The connection between diet and depression is a lot stronger than you might assume, says a Columbia University psychiatrist.

In a recent video for Big Think, Dr. Drew Ramsey, author of Eat Complete: The 21 Nutrients That Fuel Brainpower, Boost Weight Loss, and Transform Your Health, as well as an assistant clinical professor of psychiatry at Columbia, detailed the research surrounding the topic.

Not only have people with depression and other mental disorders been found to be more likely suffering from nutritional deficiencies (particularly vitamin D), but repairing these gaps in diet has led to improvements in their symptoms. Elsewhere, other research has found that diets high in foods that cause inflammation are associated with a higher risk of depression in women. Overall, Ramsey estimates that the right sort of diet may reduce the risk of depression by as much as 50 percent.

As for what that right sort of diet is, Ramsey references a recent 2015 study which found that people who stuck to a modified Mediterranean diet — one that contained nuts, legumes, fruits and vegetables as well as a little red meat — were the least likely to develop depression over a ten-year period, particularly for those who already had Type 2 diabetes.

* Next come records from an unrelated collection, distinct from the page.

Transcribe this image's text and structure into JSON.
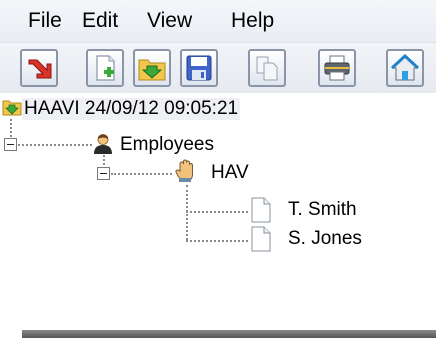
{
  "menu": {
    "items": [
      "File",
      "Edit",
      "View",
      "Help"
    ]
  },
  "toolbar": {
    "buttons": [
      {
        "icon": "exit-arrow-icon"
      },
      {
        "icon": "new-document-icon"
      },
      {
        "icon": "open-folder-icon"
      },
      {
        "icon": "save-floppy-icon"
      },
      {
        "icon": "copy-icon"
      },
      {
        "icon": "print-icon"
      },
      {
        "icon": "home-icon"
      }
    ]
  },
  "tree": {
    "root": {
      "label": "HAAVI 24/09/12 09:05:21",
      "icon": "folder-arrow-icon"
    },
    "group": {
      "label": "Employees",
      "icon": "person-icon"
    },
    "subgroup": {
      "label": "HAV",
      "icon": "hand-icon"
    },
    "leaves": [
      {
        "label": "T. Smith",
        "icon": "document-icon"
      },
      {
        "label": "S. Jones",
        "icon": "document-icon"
      }
    ]
  },
  "colors": {
    "accent_green": "#3aa83a",
    "accent_red": "#d8322a",
    "folder_yellow": "#f2c64a"
  }
}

In the end, Ramsey notes, it’s really about making sure your dinner plate is chock full of leafy greens and nutritionally dense foods — all important fuels for a healthy brain.